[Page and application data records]
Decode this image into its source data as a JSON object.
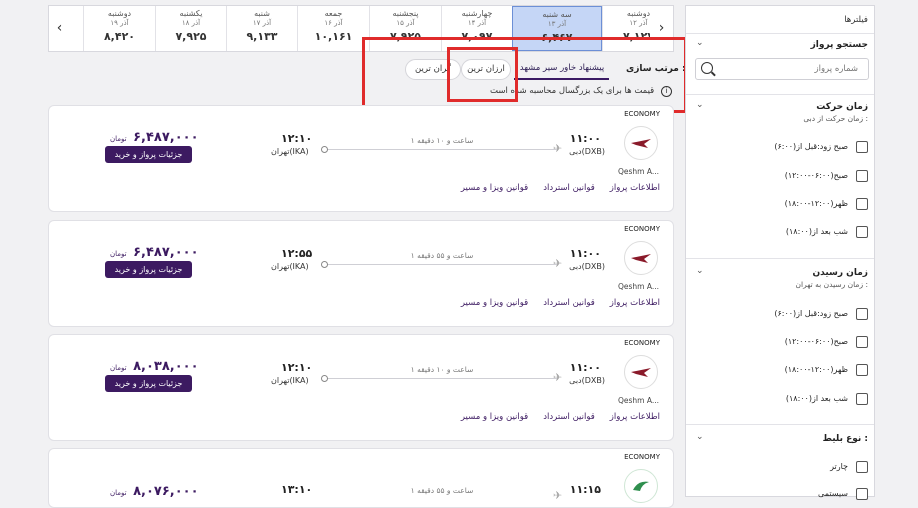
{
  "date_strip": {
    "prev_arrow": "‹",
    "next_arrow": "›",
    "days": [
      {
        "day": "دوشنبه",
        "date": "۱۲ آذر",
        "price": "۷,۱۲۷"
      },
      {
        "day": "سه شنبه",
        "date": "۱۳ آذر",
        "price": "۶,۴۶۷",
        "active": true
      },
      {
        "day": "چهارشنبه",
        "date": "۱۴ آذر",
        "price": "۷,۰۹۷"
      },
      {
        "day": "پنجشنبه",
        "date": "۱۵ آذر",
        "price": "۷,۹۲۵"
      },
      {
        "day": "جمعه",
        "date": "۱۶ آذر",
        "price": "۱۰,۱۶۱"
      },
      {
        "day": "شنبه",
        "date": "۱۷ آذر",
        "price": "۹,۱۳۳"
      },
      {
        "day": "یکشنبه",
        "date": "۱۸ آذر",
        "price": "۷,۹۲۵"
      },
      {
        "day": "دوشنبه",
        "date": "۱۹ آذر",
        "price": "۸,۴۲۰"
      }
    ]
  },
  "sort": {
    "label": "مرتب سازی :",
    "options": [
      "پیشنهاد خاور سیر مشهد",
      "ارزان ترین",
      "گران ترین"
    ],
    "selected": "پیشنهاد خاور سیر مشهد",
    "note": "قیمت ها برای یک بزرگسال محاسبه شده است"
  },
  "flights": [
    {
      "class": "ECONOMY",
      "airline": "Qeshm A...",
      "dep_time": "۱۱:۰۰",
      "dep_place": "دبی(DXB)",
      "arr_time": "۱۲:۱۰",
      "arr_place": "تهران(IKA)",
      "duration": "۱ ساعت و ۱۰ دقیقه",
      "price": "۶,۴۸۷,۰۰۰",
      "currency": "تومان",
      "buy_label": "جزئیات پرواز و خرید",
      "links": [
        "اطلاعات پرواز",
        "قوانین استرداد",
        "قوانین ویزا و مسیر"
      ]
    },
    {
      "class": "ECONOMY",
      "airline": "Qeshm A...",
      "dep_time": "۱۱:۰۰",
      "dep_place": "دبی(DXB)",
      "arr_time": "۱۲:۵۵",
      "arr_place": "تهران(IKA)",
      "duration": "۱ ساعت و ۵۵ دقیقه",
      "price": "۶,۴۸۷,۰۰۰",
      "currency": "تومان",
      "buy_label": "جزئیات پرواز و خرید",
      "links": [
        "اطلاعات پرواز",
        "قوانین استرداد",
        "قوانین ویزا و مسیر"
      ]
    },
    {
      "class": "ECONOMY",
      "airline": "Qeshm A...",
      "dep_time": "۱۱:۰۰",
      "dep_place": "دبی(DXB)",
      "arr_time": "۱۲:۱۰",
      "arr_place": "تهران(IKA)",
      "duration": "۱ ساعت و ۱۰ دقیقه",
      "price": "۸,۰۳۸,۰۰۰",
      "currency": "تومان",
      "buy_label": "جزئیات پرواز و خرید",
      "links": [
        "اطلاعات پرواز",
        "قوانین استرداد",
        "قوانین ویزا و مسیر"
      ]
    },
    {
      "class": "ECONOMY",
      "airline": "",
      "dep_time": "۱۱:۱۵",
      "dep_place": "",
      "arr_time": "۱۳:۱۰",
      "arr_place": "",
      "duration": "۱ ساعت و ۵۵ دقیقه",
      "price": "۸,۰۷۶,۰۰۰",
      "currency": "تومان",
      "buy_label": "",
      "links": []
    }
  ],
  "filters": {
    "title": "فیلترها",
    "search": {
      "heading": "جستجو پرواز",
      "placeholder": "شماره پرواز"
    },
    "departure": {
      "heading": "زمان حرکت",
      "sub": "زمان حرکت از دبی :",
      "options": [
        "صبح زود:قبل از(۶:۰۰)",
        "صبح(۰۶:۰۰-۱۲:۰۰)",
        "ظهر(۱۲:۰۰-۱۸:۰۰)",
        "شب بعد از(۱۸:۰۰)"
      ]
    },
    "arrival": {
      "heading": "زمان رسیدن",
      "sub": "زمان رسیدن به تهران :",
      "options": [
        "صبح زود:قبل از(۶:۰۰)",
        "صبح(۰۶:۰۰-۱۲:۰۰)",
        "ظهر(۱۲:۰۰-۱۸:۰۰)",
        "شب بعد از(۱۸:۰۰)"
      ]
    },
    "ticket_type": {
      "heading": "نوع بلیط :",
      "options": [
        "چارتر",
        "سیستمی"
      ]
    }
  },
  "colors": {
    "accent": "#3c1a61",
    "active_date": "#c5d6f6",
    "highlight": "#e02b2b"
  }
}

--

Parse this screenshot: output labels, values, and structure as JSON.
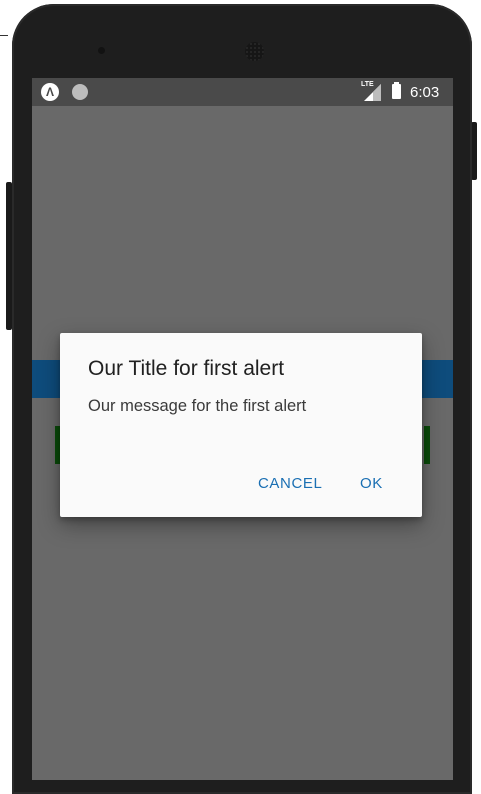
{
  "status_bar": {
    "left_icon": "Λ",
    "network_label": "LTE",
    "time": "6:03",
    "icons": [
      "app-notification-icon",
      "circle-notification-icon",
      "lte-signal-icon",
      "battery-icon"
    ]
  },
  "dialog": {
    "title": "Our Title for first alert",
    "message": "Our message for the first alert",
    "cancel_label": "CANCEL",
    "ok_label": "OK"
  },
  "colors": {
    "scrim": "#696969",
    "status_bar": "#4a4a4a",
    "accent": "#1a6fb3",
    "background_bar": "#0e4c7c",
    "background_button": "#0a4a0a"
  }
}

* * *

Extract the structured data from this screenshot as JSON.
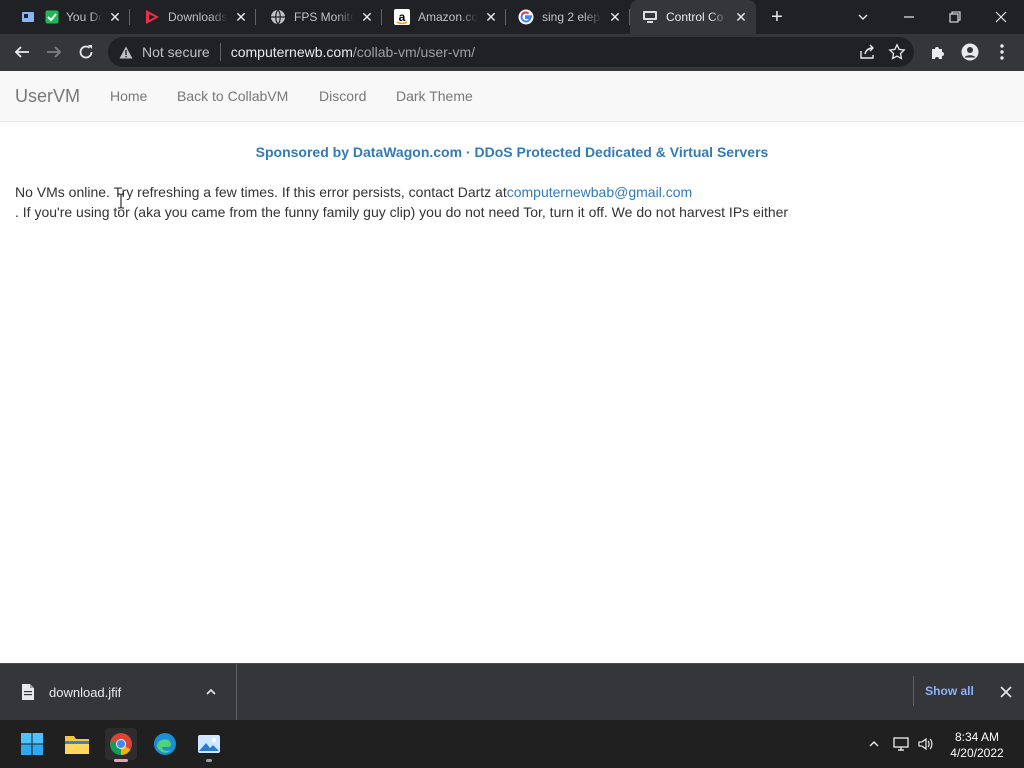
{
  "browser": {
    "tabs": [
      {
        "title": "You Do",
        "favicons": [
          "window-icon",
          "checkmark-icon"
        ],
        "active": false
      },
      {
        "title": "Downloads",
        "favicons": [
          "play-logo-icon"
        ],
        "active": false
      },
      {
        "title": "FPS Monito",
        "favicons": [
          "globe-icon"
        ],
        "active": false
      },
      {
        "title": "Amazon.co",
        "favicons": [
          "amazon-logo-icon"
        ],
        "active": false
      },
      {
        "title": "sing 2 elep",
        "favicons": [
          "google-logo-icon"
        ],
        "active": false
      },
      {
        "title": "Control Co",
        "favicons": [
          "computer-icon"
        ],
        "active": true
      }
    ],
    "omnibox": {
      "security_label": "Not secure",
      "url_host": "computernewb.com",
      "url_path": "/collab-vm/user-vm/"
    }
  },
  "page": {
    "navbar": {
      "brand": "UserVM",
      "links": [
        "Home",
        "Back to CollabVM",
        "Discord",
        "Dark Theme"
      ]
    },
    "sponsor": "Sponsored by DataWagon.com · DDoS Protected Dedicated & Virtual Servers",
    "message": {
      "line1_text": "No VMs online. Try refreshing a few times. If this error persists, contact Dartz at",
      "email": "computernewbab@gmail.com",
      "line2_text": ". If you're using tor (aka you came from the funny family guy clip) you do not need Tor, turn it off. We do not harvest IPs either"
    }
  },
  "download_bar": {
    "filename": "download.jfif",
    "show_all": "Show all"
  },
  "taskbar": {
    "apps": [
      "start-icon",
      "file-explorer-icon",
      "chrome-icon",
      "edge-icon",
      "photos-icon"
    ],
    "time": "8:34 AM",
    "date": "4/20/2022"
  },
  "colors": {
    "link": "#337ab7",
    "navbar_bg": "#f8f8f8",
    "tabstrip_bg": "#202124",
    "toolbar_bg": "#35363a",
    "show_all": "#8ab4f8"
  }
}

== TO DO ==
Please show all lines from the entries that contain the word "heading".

== FINISHED TASK ==
      "heading": "جستجو پرواز",
      "heading": "زمان حرکت",
      "heading": "زمان رسیدن",
      "heading": "نوع بلیط :",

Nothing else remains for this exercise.